Br J Gen Pract. 2007 May 1; 57(538): 412–413.
PMCID: PMC2047030

Short screening tools for depression

Felicity Goodyear-Smith, Associate Professor
Department of General Practice & Primary Health Care, University of Auckland, New Zealand. E-mail:

We read with interest the recently published paper on pooled analysis of ultra-short screening tools for depression.1 In our view the issue of importance is the validity rather than the accuracy of the short screening test. A high false-positive rate is not as important an issue in initial screening for depression as it is when screening for conditions that require invasive investigations to establish the diagnosis (for example carcinoma of the breast). A few more questions is all that is required to establish a diagnosis of depression and then offer treatment. The authors refer to our more recent tool, the two questions with help question (TQWHQ).2 A positive response to either depression question plus the help question gave a sensitivity of 96% and specificity of 89%. The likelihood ratio positive increased from 4.4 to 9.1 when considering a positive response to either screening question or the help question, which we consider more than a modest enhancement. The likelihood ratio of a patient who answered yes, wanting help today of having major depression was high (17.5). We agree with Mitchell and Coyne that ultra-short tests need second stage assessment of those who screen positive. In the TQWHQ, the help question acts as a second-stage assessor, significantly reducing the number of false positives.

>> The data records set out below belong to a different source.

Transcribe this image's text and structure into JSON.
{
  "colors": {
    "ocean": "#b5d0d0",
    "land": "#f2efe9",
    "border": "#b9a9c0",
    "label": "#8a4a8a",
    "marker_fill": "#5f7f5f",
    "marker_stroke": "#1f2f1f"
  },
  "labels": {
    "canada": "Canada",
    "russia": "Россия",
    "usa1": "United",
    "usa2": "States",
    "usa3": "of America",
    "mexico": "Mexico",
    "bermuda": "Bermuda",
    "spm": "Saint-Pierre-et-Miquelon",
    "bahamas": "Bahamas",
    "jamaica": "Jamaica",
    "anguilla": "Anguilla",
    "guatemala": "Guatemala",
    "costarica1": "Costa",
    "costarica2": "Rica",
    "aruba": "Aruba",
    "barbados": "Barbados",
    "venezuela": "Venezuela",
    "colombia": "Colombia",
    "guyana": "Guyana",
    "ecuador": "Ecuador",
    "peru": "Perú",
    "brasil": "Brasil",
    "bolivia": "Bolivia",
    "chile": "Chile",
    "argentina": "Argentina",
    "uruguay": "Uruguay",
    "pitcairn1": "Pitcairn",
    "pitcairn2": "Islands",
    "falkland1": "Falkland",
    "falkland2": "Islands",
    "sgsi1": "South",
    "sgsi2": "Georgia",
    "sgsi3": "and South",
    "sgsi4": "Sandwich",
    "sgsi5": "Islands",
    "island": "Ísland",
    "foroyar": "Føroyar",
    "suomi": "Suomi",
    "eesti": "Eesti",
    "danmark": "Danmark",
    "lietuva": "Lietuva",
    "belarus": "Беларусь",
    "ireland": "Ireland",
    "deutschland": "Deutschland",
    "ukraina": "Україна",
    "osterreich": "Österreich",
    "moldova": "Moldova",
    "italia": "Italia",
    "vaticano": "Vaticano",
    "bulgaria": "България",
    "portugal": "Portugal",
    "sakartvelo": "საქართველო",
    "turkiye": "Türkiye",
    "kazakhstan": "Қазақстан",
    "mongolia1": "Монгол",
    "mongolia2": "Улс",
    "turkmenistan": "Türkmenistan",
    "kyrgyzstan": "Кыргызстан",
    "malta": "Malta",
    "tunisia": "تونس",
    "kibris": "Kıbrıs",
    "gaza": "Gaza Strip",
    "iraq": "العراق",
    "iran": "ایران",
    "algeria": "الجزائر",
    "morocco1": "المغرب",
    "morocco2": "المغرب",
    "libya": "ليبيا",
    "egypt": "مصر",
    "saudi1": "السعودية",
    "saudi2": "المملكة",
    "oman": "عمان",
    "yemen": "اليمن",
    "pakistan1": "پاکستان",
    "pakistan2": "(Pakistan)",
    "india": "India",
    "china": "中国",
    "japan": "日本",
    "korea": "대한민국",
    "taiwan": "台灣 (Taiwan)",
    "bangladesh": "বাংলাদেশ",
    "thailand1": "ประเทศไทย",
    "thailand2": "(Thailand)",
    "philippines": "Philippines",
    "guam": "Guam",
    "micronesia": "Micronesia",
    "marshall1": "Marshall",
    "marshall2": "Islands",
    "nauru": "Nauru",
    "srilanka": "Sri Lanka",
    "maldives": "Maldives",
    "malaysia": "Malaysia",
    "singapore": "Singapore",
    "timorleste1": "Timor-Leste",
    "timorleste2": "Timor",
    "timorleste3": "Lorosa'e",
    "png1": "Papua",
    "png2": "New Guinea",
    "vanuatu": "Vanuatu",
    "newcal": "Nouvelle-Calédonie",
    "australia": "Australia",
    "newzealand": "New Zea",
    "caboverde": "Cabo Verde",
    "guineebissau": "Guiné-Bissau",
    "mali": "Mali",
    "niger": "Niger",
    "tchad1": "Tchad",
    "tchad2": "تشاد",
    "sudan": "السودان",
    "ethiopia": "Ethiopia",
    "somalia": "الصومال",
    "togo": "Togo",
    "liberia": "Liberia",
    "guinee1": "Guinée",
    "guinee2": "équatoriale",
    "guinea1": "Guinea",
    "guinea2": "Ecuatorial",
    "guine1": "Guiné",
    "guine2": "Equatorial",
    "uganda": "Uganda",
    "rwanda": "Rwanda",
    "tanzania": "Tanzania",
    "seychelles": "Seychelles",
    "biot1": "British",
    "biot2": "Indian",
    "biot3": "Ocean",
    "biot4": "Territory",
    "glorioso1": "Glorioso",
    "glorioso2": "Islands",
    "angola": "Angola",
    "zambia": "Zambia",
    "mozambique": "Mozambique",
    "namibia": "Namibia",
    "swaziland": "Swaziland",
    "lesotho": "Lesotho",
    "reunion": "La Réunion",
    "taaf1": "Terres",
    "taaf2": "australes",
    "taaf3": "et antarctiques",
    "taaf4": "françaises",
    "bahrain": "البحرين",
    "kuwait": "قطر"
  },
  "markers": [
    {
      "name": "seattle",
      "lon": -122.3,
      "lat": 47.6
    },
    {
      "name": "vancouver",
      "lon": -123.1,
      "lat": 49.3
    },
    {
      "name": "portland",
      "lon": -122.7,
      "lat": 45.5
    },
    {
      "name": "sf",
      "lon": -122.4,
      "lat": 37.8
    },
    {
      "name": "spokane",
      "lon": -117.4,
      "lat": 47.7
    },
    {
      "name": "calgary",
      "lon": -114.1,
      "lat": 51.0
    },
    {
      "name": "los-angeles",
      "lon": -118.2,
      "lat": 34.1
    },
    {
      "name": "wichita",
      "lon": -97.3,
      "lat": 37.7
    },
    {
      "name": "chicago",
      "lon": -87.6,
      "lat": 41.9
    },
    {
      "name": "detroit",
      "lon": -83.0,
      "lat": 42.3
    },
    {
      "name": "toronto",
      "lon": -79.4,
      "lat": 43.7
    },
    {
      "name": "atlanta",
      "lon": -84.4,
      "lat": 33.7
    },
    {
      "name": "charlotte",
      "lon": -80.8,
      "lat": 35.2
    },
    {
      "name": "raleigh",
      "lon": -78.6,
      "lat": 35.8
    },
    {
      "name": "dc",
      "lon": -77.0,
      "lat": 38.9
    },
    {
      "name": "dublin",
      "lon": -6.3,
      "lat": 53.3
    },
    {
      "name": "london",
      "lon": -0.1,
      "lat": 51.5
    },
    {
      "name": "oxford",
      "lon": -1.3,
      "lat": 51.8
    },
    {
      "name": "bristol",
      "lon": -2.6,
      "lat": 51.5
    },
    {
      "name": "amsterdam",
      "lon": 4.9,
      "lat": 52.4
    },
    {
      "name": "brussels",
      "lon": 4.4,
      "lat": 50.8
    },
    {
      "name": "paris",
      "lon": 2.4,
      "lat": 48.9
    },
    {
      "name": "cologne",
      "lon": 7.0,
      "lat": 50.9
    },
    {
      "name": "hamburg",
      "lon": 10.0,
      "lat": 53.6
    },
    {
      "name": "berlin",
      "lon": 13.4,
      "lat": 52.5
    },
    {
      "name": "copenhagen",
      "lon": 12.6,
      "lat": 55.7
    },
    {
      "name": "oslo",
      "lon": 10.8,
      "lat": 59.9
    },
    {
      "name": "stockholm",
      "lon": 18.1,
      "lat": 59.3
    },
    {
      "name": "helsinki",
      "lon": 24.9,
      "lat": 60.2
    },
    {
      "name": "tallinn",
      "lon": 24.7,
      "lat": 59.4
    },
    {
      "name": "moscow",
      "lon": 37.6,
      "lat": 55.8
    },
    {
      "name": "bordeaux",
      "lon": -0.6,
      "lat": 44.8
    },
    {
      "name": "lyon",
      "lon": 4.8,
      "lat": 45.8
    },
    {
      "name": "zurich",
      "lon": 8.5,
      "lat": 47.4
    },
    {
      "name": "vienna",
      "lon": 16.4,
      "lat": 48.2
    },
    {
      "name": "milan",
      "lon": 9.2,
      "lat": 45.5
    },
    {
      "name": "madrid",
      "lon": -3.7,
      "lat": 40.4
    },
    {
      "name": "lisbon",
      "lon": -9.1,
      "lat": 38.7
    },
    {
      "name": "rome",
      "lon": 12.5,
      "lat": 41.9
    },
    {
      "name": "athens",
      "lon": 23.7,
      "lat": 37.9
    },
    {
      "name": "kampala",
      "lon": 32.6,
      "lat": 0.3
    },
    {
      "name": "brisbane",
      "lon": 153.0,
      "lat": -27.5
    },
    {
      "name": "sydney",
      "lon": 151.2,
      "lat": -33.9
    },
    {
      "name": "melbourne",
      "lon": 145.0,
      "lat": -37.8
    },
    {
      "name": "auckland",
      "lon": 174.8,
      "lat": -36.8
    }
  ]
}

Allowing our GPs to see questionnaire data is criticised as contaminating our study. This is missing the point that GP diagnosis was one of the outcomes of the study. GPs had a sensitivity of 79% and a specificity of 94% when using the TQWHQ (measured against the CIDI), meaning that patients are unlikely to receive unnecessary treatment.


1. Mitchell A, Coyne J. Do ultra-short screening tools accurately detect depression in primary care? Br J Gen Pract. 2007;57(535):144–151. [PMC free article] [PubMed]
2. Arroll B, Goodyear-Smith F, Kerse N, et al. Effect of the addition of a ‘help’ question to two screening questions on specificity for diagnosis of depression in general practice: diagnostic validity study. BMJ. 2005 doi:10.1136/bmj.38607.464537.7C.

Articles from The British Journal of General Practice are provided here courtesy of Royal College of General Practitioners